**Activity**
Collect the lines of the entries where "this" shows up.

[Excerpts from an interface dataset]
────

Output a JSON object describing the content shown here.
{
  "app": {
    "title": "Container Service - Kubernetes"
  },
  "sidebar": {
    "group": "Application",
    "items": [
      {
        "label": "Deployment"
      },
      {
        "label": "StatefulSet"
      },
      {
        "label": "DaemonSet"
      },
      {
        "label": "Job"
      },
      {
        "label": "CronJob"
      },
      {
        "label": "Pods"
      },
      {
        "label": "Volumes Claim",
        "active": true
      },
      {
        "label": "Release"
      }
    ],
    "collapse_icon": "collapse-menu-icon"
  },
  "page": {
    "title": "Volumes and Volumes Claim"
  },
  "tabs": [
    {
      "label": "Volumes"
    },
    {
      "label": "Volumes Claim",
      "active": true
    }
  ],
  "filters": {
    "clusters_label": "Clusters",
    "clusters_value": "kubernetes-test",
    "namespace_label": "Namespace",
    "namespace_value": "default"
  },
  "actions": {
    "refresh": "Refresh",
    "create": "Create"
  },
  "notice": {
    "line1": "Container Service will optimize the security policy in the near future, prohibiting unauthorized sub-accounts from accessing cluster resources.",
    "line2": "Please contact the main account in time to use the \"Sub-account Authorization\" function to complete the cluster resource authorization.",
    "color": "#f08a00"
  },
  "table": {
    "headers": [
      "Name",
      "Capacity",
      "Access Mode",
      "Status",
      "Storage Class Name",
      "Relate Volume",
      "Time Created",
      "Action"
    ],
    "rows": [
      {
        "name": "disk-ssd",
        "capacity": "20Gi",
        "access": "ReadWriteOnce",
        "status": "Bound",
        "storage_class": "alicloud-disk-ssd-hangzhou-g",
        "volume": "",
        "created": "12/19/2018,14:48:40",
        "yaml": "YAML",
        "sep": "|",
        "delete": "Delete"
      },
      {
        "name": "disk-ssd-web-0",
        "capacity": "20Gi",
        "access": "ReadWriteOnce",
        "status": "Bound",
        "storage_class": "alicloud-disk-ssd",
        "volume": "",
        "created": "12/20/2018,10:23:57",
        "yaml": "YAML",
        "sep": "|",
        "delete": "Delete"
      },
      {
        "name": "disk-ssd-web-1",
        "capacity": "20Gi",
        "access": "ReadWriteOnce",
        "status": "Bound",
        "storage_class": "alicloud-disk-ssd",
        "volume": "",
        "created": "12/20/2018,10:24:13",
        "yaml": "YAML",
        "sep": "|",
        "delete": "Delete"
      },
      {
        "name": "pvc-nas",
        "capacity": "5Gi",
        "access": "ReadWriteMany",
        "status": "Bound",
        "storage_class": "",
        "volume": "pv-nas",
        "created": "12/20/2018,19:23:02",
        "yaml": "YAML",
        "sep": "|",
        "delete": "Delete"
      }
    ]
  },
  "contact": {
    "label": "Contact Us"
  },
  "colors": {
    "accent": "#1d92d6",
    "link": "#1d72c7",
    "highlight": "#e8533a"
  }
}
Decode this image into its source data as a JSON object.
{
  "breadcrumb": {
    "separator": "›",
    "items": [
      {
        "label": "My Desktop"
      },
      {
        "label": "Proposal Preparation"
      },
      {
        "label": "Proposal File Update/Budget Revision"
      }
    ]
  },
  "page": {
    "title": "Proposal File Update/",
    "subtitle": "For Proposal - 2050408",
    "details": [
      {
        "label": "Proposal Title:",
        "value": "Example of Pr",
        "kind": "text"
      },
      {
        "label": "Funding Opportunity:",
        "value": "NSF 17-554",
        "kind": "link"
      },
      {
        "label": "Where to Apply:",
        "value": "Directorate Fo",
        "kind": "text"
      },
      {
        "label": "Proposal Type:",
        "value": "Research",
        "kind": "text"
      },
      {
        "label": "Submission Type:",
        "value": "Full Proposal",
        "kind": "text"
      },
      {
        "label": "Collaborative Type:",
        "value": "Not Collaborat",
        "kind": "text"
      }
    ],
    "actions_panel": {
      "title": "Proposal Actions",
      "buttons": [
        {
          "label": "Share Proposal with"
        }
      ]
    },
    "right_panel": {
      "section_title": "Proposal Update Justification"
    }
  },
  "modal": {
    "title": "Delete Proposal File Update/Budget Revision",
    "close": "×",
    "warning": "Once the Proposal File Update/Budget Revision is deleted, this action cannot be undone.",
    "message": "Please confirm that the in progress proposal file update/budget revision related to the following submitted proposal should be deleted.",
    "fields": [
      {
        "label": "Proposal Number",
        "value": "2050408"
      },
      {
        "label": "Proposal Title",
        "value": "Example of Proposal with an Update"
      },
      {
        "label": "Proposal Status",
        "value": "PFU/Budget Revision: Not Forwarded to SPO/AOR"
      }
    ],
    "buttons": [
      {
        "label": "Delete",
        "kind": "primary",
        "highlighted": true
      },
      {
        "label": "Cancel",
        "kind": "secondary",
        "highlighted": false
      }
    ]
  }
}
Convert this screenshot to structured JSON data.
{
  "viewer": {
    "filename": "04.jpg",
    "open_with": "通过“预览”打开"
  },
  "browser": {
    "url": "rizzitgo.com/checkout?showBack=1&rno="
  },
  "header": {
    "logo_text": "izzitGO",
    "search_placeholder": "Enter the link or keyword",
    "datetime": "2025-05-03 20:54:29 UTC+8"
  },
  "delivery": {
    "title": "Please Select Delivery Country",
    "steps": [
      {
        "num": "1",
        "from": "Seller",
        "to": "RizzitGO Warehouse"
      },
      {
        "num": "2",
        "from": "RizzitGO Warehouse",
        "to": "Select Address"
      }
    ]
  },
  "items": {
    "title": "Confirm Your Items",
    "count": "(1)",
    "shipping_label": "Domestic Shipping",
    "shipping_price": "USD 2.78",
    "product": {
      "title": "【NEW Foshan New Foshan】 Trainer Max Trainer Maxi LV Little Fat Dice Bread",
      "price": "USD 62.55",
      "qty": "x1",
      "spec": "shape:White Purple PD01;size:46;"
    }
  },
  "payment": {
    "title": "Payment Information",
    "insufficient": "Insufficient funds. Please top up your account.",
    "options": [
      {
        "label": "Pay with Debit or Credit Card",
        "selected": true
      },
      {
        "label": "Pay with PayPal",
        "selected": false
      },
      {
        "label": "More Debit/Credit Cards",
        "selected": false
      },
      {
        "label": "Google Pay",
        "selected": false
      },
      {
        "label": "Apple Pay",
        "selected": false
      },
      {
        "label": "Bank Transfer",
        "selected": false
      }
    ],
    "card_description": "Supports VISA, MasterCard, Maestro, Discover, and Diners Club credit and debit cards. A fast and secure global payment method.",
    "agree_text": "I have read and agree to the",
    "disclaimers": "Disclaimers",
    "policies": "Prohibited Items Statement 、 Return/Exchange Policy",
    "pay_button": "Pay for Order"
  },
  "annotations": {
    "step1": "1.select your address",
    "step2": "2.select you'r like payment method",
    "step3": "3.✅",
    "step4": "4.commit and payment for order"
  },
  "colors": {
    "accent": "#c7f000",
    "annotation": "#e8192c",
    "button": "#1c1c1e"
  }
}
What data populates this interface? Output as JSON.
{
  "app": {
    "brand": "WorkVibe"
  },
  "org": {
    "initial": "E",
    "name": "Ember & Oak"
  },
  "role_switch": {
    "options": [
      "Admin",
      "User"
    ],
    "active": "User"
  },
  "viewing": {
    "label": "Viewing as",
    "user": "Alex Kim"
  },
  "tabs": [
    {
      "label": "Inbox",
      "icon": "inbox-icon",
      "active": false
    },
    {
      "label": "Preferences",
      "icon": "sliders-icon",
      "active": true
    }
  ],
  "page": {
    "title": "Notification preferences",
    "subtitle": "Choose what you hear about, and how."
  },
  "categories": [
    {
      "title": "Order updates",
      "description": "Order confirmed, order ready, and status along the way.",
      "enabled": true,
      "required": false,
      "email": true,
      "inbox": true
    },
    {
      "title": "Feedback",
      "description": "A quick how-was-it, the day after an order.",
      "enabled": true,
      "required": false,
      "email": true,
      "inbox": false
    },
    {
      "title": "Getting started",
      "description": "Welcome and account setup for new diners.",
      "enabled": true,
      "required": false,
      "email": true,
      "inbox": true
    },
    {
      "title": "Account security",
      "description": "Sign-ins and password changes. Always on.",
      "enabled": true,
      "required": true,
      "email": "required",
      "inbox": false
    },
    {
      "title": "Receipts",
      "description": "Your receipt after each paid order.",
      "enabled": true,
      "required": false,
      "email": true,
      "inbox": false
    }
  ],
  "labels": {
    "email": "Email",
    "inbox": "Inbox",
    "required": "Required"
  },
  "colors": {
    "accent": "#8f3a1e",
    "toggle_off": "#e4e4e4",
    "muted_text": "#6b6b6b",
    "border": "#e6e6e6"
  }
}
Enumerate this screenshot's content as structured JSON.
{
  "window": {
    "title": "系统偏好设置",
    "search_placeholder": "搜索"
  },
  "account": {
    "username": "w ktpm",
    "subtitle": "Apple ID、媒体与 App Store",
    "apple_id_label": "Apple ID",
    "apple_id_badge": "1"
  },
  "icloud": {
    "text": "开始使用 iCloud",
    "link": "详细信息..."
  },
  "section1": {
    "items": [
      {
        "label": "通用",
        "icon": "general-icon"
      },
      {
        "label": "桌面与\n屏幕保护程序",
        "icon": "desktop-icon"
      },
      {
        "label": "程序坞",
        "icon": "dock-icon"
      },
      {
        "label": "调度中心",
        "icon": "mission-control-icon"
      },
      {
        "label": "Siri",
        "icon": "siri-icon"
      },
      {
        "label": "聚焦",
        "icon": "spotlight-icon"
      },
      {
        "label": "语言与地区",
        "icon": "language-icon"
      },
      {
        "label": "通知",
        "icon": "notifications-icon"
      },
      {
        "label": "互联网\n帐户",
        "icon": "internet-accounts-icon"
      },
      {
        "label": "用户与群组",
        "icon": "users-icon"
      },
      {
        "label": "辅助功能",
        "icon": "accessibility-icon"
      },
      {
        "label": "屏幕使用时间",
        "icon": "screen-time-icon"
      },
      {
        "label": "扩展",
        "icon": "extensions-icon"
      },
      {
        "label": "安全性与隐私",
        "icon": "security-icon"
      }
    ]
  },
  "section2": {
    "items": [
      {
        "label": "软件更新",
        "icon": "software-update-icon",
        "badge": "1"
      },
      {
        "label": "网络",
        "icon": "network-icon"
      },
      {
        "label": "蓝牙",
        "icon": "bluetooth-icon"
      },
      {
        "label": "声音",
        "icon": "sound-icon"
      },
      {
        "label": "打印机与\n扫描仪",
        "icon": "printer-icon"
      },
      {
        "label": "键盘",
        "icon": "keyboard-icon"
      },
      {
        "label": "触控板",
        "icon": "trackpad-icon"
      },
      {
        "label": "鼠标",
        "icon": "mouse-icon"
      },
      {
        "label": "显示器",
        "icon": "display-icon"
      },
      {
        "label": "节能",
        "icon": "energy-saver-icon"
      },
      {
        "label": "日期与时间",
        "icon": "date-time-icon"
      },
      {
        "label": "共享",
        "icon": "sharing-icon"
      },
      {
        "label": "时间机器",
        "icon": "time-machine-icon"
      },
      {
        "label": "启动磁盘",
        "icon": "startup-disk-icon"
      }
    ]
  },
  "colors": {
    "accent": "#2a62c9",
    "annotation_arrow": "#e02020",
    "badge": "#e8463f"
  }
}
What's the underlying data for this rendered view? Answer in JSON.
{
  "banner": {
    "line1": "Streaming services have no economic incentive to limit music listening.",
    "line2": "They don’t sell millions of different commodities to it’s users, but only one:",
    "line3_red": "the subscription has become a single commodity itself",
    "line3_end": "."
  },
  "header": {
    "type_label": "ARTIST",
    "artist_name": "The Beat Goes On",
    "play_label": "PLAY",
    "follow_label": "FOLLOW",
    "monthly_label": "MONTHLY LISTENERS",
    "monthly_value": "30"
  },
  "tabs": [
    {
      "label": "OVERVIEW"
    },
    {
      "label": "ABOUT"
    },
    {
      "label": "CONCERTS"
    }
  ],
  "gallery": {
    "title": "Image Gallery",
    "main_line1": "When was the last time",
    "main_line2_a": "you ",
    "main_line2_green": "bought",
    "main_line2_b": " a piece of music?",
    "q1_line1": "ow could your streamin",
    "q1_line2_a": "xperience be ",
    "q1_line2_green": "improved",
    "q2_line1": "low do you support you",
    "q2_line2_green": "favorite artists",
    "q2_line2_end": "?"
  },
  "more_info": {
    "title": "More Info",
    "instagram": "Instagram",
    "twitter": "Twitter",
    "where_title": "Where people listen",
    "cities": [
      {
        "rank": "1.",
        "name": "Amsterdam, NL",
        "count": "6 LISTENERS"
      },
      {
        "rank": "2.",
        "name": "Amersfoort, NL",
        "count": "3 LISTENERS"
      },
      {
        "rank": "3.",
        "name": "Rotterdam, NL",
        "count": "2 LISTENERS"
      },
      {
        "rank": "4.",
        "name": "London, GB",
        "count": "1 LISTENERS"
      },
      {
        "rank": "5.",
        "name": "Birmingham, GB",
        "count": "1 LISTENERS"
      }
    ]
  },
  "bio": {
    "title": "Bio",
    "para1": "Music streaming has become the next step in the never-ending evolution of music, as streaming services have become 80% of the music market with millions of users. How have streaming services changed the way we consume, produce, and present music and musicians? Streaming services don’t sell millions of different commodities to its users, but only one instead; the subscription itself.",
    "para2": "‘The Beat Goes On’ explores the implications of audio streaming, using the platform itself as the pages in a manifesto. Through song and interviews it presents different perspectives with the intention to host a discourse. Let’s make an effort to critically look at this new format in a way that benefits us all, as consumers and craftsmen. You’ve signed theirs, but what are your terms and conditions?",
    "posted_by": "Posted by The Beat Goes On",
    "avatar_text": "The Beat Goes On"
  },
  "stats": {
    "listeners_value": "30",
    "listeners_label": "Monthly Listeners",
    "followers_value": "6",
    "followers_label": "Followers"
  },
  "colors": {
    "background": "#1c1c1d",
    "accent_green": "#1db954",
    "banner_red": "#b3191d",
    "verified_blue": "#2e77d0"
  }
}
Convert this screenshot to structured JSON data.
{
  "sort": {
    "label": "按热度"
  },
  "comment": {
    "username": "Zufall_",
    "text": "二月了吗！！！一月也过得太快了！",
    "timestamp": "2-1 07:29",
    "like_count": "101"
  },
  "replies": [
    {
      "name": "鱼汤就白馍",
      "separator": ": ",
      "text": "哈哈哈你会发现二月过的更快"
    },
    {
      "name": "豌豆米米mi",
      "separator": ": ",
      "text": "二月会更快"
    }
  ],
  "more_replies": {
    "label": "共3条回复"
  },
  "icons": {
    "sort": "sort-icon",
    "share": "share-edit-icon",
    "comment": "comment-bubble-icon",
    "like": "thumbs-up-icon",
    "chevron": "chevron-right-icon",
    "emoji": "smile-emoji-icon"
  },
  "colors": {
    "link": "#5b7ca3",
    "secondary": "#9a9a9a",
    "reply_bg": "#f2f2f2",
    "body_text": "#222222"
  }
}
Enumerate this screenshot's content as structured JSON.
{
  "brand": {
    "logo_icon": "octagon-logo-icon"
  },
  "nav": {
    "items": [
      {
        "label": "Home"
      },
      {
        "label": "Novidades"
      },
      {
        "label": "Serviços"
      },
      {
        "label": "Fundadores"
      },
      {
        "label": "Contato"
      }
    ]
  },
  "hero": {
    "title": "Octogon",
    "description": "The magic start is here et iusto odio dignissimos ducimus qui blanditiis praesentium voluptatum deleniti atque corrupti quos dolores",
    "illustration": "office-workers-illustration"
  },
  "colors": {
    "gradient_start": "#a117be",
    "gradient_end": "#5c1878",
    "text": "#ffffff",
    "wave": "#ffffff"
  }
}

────

**Reply**
Decode this image into its source data as a JSON object.
    "warning": "Once the Proposal File Update/Budget Revision is deleted, this action cannot be undone.",
Convert this screenshot to structured JSON data.
What data populates this interface? Output as JSON.
Enumerate this screenshot's content as structured JSON.
What's the underlying data for this rendered view? Answer in JSON.
    "para2": "‘The Beat Goes On’ explores the implications of audio streaming, using the platform itself as the pages in a manifesto. Through song and interviews it presents different perspectives with the intention to host a discourse. Let’s make an effort to critically look at this new format in a way that benefits us all, as consumers and craftsmen. You’ve signed theirs, but what are your terms and conditions?",
Convert this screenshot to structured JSON data.
Enumerate this screenshot's content as structured JSON.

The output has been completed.